(Records from a data collection)
----

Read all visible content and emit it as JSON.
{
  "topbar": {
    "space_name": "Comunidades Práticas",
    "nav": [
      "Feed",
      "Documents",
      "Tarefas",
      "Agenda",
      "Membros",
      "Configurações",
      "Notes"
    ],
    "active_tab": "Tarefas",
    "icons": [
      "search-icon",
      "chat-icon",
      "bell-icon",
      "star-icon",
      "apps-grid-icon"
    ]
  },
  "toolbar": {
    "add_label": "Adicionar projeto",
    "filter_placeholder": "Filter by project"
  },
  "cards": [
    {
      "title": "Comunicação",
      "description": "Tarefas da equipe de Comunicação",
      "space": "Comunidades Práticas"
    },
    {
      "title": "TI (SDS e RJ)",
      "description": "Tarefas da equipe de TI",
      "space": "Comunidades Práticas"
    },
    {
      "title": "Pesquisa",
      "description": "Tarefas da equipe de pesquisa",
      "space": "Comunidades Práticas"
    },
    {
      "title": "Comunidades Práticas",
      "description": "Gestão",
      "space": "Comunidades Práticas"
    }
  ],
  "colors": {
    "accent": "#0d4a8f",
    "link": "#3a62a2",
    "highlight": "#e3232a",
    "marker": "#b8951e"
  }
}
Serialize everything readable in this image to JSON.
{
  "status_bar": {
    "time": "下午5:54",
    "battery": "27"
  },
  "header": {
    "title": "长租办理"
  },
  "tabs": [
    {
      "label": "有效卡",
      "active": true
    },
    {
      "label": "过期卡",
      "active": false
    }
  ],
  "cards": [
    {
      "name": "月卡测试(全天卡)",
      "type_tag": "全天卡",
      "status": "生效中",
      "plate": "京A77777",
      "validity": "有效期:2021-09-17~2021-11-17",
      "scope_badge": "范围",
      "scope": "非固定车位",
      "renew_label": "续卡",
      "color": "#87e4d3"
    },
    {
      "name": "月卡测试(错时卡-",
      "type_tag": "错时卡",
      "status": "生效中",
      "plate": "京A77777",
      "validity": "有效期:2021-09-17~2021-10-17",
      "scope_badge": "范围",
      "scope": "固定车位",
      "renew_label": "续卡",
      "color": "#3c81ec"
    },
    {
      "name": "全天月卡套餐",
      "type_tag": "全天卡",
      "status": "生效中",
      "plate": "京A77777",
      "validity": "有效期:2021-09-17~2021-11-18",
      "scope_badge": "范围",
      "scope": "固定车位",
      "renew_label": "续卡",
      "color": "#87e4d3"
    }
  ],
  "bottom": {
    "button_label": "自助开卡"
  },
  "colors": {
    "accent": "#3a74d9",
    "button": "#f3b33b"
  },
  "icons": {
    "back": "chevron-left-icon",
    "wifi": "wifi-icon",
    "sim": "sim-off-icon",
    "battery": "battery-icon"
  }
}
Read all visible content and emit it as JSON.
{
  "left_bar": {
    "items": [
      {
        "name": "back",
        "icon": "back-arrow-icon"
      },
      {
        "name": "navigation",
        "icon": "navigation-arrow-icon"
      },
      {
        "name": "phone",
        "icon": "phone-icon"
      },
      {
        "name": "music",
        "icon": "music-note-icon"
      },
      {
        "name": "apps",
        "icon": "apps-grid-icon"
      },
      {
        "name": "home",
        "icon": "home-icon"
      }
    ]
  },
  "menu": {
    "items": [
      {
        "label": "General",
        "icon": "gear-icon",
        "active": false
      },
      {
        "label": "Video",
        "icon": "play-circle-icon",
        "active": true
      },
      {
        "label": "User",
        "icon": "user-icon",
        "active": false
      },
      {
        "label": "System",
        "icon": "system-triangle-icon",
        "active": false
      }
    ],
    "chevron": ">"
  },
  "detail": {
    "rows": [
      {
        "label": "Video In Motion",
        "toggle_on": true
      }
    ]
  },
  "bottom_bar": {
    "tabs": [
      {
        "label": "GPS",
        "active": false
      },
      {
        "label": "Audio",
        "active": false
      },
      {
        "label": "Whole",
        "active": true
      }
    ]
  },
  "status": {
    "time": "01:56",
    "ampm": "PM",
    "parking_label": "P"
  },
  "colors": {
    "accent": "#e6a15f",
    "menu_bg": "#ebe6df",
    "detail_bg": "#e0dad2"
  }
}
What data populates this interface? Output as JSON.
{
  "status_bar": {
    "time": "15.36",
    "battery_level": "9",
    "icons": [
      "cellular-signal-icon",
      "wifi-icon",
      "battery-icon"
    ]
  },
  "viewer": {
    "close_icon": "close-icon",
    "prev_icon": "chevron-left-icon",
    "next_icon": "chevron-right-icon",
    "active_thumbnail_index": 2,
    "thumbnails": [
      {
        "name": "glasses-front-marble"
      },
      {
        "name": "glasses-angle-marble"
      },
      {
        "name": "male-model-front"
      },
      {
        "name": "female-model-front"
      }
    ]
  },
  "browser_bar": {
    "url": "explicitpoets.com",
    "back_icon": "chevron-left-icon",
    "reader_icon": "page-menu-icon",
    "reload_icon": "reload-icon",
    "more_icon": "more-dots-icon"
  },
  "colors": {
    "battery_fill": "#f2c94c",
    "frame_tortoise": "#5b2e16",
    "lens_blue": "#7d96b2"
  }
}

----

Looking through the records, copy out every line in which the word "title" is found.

Solution to the exercise>
      "title": "Comunicação",
      "title": "TI (SDS e RJ)",
      "title": "Pesquisa",
      "title": "Comunidades Práticas",
    "title": "长租办理"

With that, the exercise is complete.